“Come on, James!” she cried from the Mellow Mushroom parking lot. A crowd of about 10 other people joined in.
On Tuesday at noon, the United Way of East Central Alabama and the Calhoun County Chamber of Commerce welcomed the chamber “ambassador” back to Alabama with a celebration at the restaurant.
Starting in mid-January, O’Rear spent 30 days cycling about 1,233 miles on Florida’s historic Route A1A along the state’s Atlantic coast from Callahan to Key West to raise awareness about early childhood literacy and for the United Way of East Central Alabama’s Imagination Library. He named the trip, “A1A for United Way.”
Shannon Jenkins, the director of marketing and communications with the United Way of East Central Alabama, said his organization spends about $75,000 per year on the library program, which is $30 per child per year. There are currently 2,700 children signed up for the program in Calhoun County.
On Tuesday, O’Rear only rode down Davis Loop. He returned from his Florida trip last week by car. O’Rear said he and the United Way picked A1A from him to ride because of the romance of the route and also to bring awareness to northeast Alabama.
Any child, from a newborn to a 5-year-old, can be signed up for the program, Jenkins said. Those involved receive a new book each month for free until they turn 5. The first book a child receives is “The Little Engine that Could” by Watty Piper and the last book is “Look Out Kindergarten, Here I Come” by Nancy Carlson.
Jenkins said the United Way would like to see the Imagination Library continue, but the group needs money to keep the project going.
“One of the things we’re trying to get out to the public is that even though the program is free for us and our kids, it’s not free for the United Way,” Jenkins said.
According to Curtis Simpson, the director of the United Way of East Central Alabama, all the funding for the program comes from the United Way.
Janet Bavonese, head of the Department of Curriculum and Instruction at Jacksonville State University’s College of Education and Professional Studies, said early childhood reading programs pave the way for later success by helping children build knowledge about the world and learn vocabulary.

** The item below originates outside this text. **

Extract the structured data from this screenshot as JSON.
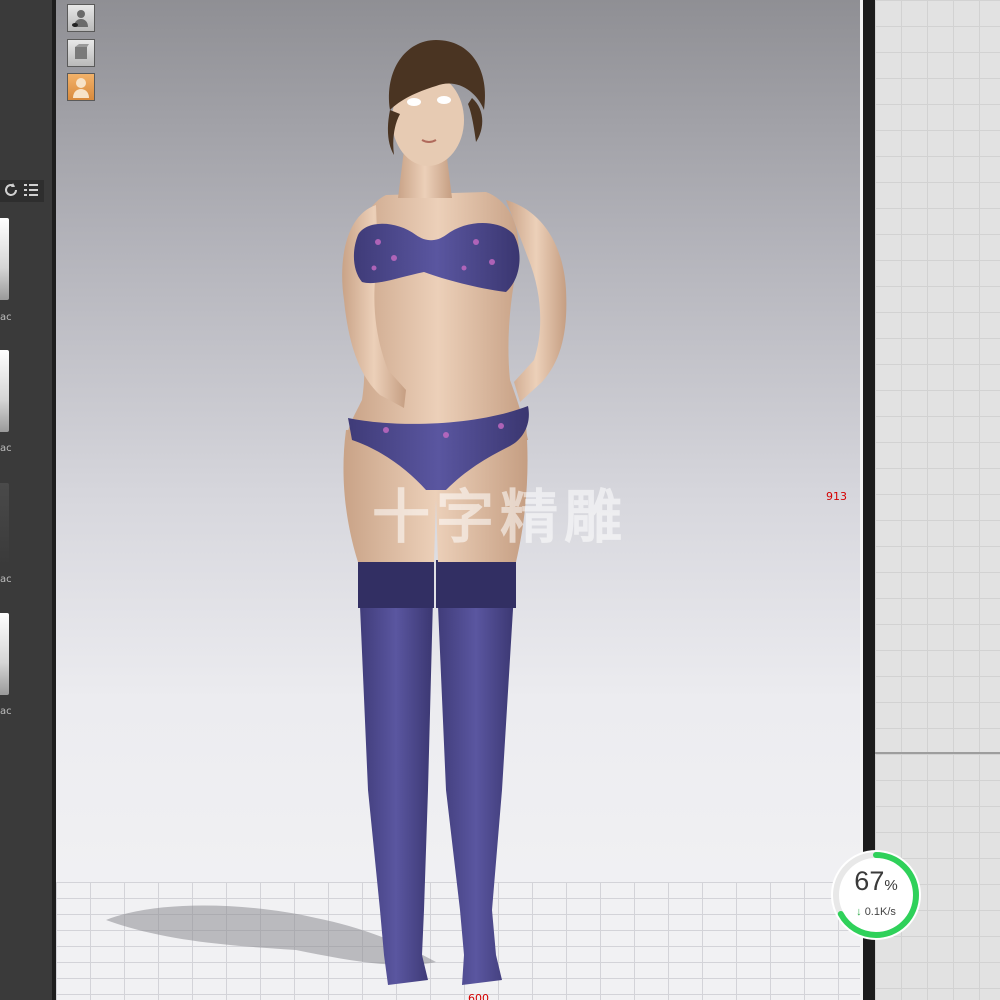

“These are all things that are very important when children come to school and they begin to read on their own and they begin to have to think critically, use context clues to figure things out, that type thing. If they’re lacking in some of those early literacy experiences it’s very difficult to fill that in,” she said. “Early literacy experiences are very, very important to children’s development.”
Jenkins had similar thoughts.
“Many times this is their first experience with letters, numbers, colors, shapes,” Jenkins said.
With Imagination Library, O’Rear said, books are sent to children, who get to keep them.
“We’re very fortunate to have it. We want to keep it. We want more people to be involved,” O’Rear said.
Those interested in signing their children up or donating to the United Way’s Imagination Library can visit their website at http://www.uweca.org/imagination-library/.
Staff writer Madasyn Czebiniak: 256-235-3546. On Twitter @MCzebiniak_Star.